Oct
16
comment How to find prime numbers between 0 - 100?
@OmShankar yes, but -- to 10k you need primes below 100. there are 25 of them. using 25 variables explicitly isn't good. Either have a bona fide priority queue, or just use the regular sieve of E. with arrays then. Normally you'd go by segments - smaller arrays that fit in the memory cache, - and sieve them one after another. 10K is really a very small number and can be done in one segment.
Oct
16
comment How to find prime numbers between 0 - 100?
@OmShankar starting from 3, incrementing by 2 will enumerate all odd numbers - no need to test any even above 2, as by definition they are all non-prime.
Oct
16
comment Fast Algorithm to find number of primes between two numbers
"use Euclidean algorithm" to calculate the GCD of a given number with what?
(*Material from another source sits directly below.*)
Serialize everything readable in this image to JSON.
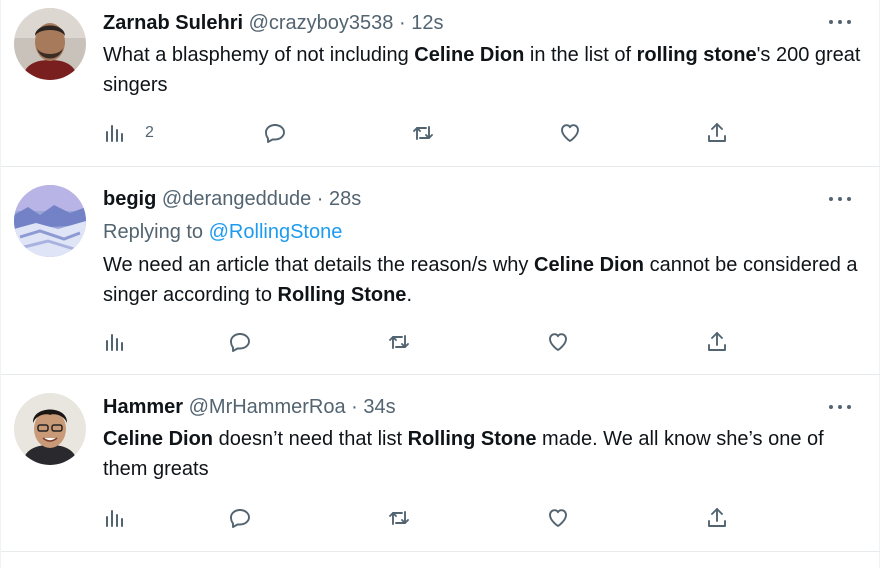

All numbers below sqrt(1000!) (== 79.26*367.88**500 = 5.6469*10^1284 or something) ?
Oct
16
comment How to find prime numbers between 0 - 100?
@OmShankar IOW, this is an incremental sieve of Eratosthenes and m3, m5, m7 form an implicit priority queue of multiples of the primes 3, 5, and 7.
Oct
16
comment How to find prime numbers between 0 - 100?
we generate up to 100, aren't we? it's the sieve of Eratosthenes, were we skip over the composites - and that's what this code is doing. The timing of generation of composites and of skipping over them (by checking for equality) is mixed into one timeline. The usual sieve first generates composites and marks them in an array, then sweeps the array. Here the two stages are mashed into one, to avoid having to use any array at all (this only works because we know the top limit's square root - 10 - in advance and use only primes below it, viz. 3,5,7 - with 2 implicitly skipped in advance).
Oct
16
comment Predicate logic in Scheme
are you familiar with logic programming, SLD resolution, Horne clauses, Prolog, "infinite" streams ?
Oct
16
comment Sieve of Eratosthenes - Primes between X and N
you suggested "to build the array in sections, then drop each section that's entirely < x as you go" but you don't need to "drop each" if you just don't make all of the intermediate segments in the first place, and only work with two. Then at the very end of the answer you propose using "different prime-finding algorithms that don't require enumerating all the primes up to x" but the sieve of Eratosthenes requires no such thing so there's no need to replace it with anything else, in that regard.
Oct
15
comment Sieve of Eratosthenes - Primes between X and N
this particular implementation of this particular algorithm is perfectly amenable to the change described in the answer linked in my comment. It already works up to the sqrt of n, all that's needed is to split the sieve array in two. No need to use anything but the sieve of Eratosthenes for this. It absolutely does not require enumerating all the primes up to x to start producing the primes after x.
Oct
15
revised How to improve this algorithm by 1)use arrays, 2)avoid list concatenation (lazy lists?)?
unindent some code to fit to screen
Oct
15
revised st-monad wiki description
fix (important) typos, formatting
Oct
15
revised st-monad wiki excerpt
fix (important) typos, formatting
Oct
15
comment Sieve of Eratosthenes - Primes between X and N
no, no, what you need is the offset sieve of Eratosthenes - sieve up to the sqrt of n, while sieving an offset segment from x to n too. A lot less work than what you're proposing, when sqrt(n) << x.
Oct
15
comment Point-free equivalent
@Bergi also, it's known as "boobs operator".
Oct
15
comment Point-free equivalent
me personally, I'm quickly lost in this forest of names. The point to point-free, for me, is not having to name what's not important. Not only arguments, but interim functions too - mostly the interim functions.
Oct
15
comment Point-free equivalent
ah, nice. this completes the follow-the-data line of thought (re: the double-<*>). This way, there's no messing with the curry/uncurry.
Oct
15
comment Point-free equivalent
@Bergi I'm not sure. You can try Hoogle for its type. There's a dot-operator, or something, on SO, too.
Oct
14
revised Point-free equivalent
added 69 characters in body